### What you should do
The answer must be one number: how many lines in the data below include the string "ÖLÇÜSÜ".

Items listed in a dataset

=== Begin Enclosure ===

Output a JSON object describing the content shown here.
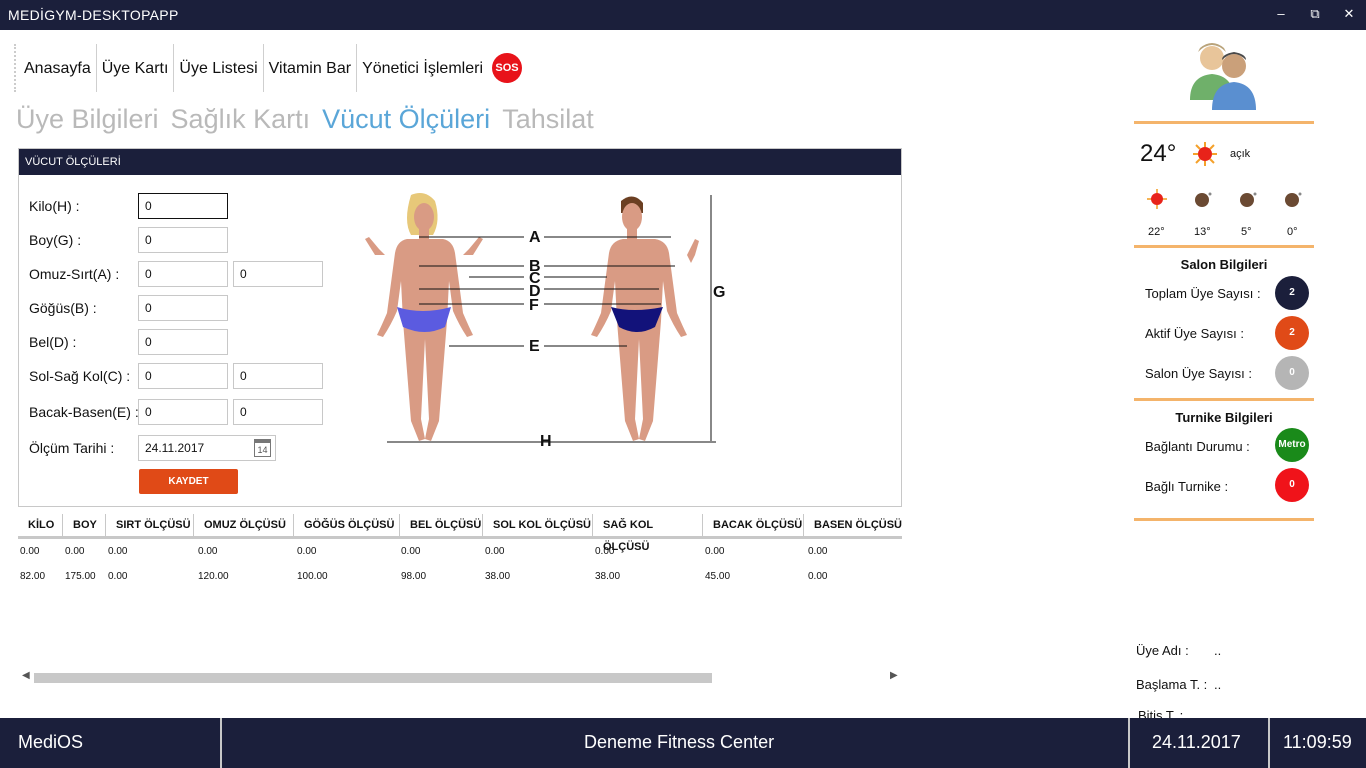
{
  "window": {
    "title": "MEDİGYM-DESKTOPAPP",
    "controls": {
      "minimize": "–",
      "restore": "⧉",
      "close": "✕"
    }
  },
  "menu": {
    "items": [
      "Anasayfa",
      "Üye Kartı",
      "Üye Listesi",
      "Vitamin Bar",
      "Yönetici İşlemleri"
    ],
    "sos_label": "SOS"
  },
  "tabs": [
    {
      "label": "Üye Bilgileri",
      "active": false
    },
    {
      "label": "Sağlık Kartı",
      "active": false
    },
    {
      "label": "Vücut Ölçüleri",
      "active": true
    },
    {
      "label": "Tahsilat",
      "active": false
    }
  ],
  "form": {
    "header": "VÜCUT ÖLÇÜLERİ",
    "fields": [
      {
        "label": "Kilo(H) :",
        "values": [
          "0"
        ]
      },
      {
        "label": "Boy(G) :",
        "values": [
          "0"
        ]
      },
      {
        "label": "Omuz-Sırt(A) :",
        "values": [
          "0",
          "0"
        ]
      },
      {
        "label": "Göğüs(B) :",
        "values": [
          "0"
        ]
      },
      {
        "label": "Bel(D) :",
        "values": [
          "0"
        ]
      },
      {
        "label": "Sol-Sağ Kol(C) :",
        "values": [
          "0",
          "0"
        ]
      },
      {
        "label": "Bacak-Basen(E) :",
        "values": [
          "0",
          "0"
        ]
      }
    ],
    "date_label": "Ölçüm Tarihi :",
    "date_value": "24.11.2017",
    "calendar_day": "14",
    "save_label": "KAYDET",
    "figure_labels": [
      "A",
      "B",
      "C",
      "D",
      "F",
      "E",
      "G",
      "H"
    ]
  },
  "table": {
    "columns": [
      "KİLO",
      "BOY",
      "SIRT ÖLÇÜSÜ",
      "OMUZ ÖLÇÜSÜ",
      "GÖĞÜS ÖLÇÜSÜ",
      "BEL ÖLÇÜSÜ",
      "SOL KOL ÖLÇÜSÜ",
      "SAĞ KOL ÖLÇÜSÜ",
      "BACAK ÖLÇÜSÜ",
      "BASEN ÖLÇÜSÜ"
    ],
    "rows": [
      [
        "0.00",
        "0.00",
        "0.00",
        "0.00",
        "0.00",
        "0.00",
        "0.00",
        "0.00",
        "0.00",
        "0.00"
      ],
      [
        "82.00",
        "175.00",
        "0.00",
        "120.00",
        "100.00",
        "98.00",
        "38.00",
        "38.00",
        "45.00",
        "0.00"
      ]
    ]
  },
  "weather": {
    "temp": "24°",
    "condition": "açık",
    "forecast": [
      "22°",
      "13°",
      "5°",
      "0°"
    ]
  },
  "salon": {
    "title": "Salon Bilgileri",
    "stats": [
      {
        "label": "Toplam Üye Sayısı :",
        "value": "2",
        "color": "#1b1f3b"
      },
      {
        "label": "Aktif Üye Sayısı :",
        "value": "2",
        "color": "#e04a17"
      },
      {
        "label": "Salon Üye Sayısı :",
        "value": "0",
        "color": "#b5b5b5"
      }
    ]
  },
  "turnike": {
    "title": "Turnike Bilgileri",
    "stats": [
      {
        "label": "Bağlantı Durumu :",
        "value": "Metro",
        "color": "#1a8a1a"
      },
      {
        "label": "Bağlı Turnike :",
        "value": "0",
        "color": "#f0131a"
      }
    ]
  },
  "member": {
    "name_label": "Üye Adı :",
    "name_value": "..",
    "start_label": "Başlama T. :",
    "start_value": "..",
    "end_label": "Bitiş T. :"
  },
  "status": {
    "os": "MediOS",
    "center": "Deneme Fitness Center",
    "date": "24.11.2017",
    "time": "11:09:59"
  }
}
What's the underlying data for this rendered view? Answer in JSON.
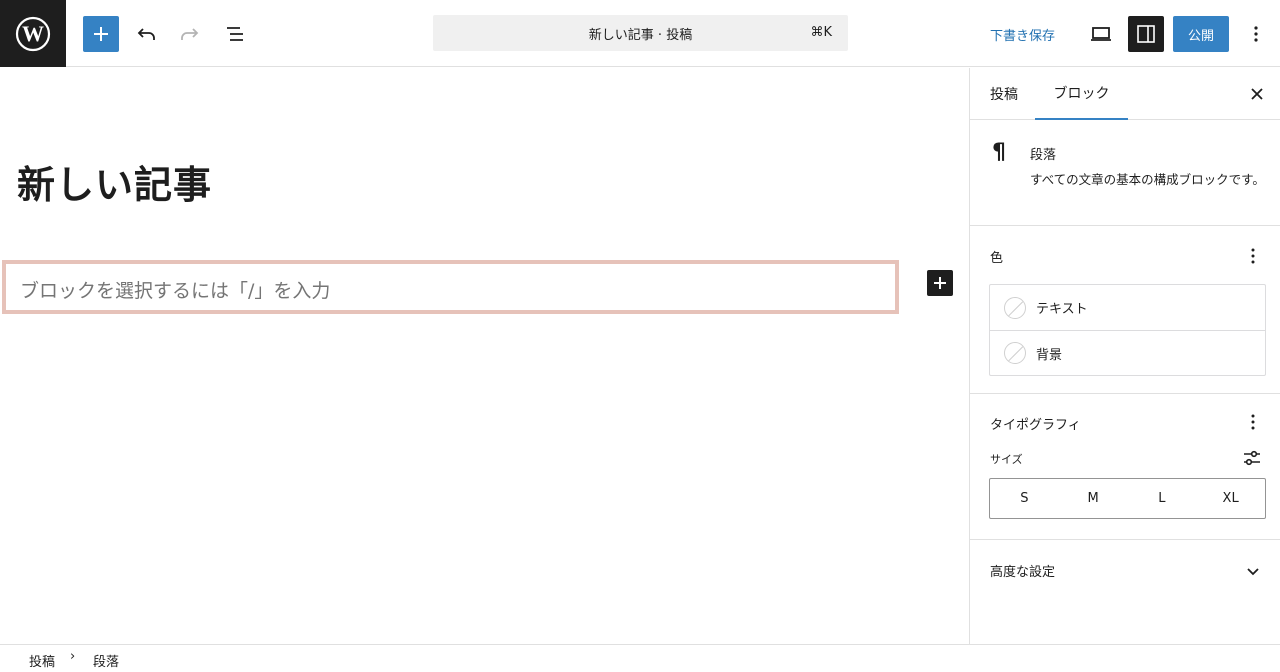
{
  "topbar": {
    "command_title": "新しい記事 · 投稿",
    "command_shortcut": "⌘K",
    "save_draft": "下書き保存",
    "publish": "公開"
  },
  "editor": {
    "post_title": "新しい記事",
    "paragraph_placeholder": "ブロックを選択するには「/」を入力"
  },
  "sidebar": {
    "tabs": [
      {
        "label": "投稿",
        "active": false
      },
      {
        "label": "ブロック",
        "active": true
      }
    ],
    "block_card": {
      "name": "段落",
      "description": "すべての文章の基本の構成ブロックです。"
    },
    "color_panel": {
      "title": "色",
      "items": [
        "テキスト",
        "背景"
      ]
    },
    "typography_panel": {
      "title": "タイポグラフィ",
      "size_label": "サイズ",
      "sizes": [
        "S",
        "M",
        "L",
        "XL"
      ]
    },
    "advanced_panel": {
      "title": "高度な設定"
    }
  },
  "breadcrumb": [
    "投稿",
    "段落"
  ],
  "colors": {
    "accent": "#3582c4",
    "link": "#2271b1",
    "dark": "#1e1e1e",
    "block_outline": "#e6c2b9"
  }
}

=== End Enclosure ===
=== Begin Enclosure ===

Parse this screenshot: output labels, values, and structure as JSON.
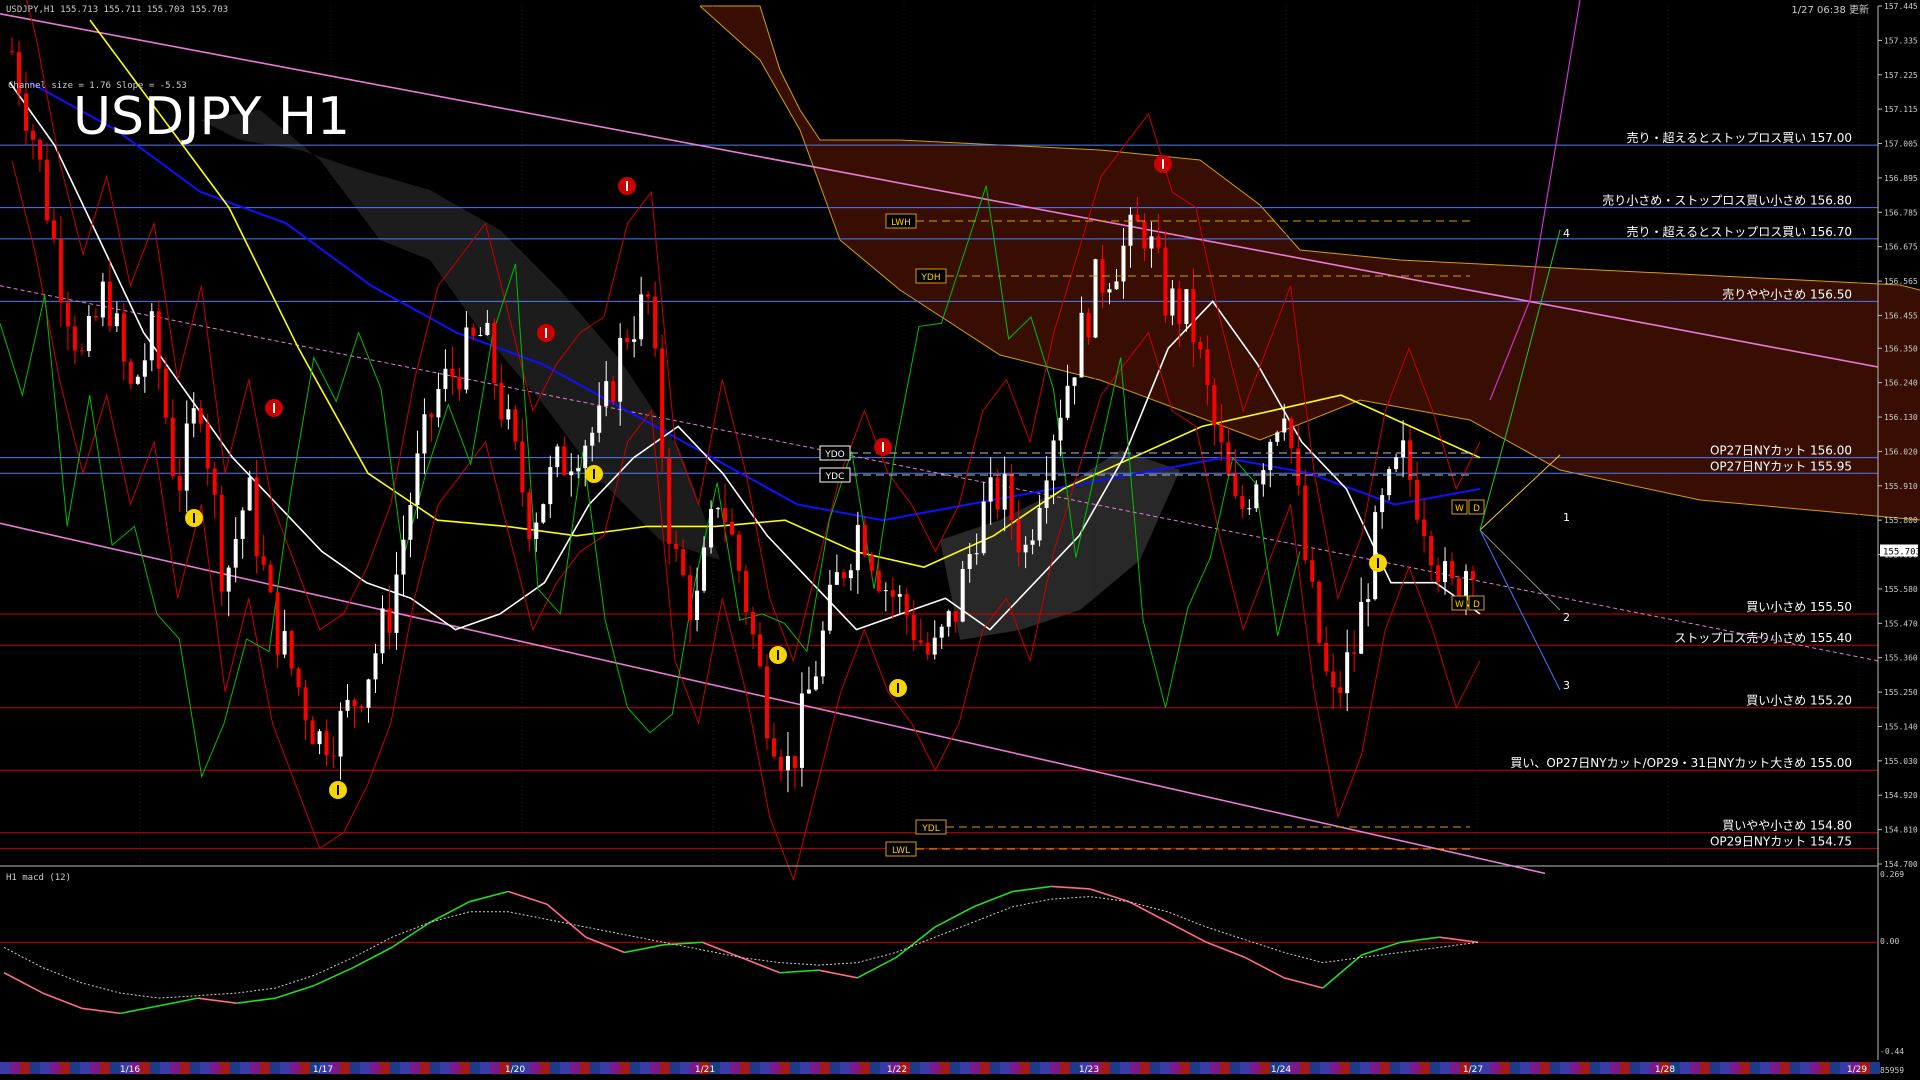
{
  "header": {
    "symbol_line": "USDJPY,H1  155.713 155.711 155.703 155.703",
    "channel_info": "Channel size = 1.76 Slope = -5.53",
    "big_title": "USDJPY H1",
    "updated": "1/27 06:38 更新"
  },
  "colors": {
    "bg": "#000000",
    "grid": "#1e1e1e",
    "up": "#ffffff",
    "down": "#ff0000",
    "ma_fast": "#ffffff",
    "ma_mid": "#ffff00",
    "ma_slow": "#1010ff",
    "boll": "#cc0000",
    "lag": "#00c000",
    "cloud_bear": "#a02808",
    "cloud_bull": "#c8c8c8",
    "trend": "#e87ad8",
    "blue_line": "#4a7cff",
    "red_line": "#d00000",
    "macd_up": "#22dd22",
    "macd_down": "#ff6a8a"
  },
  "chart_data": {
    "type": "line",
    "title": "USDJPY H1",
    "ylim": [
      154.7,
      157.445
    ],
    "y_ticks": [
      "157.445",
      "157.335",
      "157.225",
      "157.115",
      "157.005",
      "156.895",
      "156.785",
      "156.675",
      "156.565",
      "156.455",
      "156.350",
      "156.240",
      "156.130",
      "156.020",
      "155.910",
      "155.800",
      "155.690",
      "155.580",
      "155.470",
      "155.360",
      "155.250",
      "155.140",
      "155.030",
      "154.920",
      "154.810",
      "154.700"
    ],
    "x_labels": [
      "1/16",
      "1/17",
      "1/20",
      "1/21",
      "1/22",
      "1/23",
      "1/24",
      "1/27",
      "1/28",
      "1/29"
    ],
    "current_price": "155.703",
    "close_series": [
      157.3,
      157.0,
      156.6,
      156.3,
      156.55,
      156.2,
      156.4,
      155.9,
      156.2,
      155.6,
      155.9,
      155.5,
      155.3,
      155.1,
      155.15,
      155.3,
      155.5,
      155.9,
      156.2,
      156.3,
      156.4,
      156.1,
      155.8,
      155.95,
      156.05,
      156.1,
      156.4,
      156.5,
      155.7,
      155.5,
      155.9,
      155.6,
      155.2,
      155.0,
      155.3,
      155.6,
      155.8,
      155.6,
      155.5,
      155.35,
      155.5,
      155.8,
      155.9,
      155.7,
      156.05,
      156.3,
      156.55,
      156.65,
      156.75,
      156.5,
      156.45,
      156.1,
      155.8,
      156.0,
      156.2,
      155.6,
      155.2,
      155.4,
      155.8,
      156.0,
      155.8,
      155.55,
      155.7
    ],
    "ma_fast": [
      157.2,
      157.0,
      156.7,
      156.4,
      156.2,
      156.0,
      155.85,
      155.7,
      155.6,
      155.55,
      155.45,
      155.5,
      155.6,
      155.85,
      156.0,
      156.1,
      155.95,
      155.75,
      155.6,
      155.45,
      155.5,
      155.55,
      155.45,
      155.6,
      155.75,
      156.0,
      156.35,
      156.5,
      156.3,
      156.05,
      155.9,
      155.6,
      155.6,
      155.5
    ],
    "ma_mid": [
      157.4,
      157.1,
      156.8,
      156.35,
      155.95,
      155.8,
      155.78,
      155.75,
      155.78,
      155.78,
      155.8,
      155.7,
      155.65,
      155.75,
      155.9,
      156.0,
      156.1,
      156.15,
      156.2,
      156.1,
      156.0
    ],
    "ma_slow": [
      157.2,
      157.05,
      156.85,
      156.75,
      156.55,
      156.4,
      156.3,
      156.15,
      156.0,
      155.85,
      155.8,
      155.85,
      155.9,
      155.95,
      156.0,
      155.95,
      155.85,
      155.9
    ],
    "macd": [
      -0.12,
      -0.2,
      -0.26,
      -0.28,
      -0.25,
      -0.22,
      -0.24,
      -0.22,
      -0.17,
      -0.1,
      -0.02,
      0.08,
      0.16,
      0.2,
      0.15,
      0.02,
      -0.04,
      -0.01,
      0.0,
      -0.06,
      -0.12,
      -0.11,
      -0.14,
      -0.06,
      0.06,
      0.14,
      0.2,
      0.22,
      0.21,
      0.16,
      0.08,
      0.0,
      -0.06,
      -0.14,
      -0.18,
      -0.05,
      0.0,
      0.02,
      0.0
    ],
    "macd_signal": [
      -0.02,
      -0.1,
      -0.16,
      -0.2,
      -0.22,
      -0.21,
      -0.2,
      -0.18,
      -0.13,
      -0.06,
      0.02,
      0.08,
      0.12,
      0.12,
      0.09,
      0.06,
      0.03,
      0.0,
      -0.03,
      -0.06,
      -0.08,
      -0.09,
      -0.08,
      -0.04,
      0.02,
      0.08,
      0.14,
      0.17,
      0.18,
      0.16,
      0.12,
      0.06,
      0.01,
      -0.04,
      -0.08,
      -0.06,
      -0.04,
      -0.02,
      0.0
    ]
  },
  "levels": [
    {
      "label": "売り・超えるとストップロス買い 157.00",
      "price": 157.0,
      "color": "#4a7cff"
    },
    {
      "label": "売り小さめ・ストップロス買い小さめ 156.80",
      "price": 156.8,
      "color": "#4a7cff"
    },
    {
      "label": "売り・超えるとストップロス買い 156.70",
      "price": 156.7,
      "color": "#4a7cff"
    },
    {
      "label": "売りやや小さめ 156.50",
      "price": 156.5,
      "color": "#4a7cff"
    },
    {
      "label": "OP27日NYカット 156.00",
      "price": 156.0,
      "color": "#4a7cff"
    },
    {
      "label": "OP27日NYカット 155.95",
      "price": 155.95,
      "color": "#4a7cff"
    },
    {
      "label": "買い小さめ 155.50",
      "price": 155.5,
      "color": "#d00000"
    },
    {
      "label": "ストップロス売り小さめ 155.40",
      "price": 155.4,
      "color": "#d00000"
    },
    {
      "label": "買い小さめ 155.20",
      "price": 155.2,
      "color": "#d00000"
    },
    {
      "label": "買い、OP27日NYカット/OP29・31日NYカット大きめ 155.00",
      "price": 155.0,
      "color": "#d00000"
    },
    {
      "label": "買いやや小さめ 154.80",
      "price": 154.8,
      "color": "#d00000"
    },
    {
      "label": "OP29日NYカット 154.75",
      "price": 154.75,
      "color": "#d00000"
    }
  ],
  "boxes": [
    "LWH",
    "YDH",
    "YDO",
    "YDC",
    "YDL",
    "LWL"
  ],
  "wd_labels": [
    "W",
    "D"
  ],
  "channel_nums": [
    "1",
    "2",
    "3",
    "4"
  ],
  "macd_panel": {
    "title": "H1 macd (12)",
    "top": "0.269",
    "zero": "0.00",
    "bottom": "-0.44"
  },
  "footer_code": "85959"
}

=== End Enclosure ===

### Reply
8